- **EXERCISE DETAILS**
Gather each line in the entries that includes the string "Moody".

- **Excerpts from an interface dataset**
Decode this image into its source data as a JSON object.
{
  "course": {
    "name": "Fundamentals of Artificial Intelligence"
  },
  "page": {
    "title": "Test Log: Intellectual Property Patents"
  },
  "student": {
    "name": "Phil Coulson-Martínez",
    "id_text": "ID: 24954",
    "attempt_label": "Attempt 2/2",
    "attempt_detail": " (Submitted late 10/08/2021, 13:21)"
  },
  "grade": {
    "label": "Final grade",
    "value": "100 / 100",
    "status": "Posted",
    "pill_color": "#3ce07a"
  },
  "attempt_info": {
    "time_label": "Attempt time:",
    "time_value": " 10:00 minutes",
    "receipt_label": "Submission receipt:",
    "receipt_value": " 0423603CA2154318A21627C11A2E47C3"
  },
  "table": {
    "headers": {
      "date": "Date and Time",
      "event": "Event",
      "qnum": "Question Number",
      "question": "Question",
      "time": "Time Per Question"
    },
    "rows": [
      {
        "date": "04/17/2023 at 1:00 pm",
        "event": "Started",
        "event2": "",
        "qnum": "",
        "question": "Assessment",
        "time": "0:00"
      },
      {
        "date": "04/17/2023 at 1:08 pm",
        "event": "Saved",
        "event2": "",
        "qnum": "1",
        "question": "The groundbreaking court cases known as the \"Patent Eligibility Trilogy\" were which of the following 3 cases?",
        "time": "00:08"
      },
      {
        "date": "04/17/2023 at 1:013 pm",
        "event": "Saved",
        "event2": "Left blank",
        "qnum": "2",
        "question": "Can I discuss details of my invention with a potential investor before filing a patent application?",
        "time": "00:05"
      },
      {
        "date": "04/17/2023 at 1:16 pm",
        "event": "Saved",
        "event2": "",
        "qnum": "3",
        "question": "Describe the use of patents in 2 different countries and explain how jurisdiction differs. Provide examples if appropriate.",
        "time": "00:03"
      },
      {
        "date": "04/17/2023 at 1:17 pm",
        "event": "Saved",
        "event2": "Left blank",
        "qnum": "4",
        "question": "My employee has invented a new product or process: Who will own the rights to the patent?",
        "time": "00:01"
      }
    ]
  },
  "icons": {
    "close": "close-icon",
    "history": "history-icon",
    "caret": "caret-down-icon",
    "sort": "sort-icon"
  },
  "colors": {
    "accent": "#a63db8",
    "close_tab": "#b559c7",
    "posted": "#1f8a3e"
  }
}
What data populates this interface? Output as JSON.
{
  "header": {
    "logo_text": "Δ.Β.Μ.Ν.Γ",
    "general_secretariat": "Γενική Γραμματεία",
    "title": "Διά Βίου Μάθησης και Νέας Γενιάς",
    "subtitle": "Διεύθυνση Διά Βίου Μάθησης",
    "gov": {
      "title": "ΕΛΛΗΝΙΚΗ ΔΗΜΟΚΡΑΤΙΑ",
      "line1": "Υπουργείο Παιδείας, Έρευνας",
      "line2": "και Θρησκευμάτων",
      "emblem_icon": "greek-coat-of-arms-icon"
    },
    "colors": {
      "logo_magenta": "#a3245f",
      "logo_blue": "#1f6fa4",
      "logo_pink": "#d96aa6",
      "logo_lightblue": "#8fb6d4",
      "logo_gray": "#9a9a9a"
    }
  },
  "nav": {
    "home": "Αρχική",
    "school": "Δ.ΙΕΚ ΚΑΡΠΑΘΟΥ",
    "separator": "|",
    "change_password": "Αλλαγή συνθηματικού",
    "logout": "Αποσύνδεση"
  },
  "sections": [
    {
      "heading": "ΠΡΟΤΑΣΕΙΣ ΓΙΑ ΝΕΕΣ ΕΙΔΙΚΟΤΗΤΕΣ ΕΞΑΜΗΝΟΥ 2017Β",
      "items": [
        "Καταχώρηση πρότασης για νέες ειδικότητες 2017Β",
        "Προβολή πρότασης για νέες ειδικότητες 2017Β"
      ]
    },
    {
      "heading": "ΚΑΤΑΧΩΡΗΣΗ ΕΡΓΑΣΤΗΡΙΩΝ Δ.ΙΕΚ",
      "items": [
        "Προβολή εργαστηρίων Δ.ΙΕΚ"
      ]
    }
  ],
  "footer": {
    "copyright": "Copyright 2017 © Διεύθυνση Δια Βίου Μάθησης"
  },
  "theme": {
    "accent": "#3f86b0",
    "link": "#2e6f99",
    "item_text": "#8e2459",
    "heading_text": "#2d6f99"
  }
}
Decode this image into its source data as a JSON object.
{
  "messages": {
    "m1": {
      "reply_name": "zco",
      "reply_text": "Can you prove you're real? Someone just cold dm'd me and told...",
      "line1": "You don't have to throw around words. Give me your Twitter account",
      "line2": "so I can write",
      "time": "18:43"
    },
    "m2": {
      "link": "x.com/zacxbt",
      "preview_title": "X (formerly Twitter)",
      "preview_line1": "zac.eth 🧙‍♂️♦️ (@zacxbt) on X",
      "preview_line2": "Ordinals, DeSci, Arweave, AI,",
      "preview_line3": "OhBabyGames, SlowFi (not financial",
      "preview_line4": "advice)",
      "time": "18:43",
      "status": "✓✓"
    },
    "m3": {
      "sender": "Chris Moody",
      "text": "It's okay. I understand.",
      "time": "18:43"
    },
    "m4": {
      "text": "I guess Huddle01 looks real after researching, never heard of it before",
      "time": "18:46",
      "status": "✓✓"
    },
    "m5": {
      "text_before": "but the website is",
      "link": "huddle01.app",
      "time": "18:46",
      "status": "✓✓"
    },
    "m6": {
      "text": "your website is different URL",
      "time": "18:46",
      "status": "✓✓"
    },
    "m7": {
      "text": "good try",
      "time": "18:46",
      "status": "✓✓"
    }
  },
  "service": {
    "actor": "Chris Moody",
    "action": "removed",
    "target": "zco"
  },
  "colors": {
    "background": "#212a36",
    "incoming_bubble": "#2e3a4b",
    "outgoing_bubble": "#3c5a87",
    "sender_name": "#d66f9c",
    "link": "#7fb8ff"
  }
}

- **ANSWER FOR THIS EXERCISE**
      "sender": "Chris Moody",
    "actor": "Chris Moody",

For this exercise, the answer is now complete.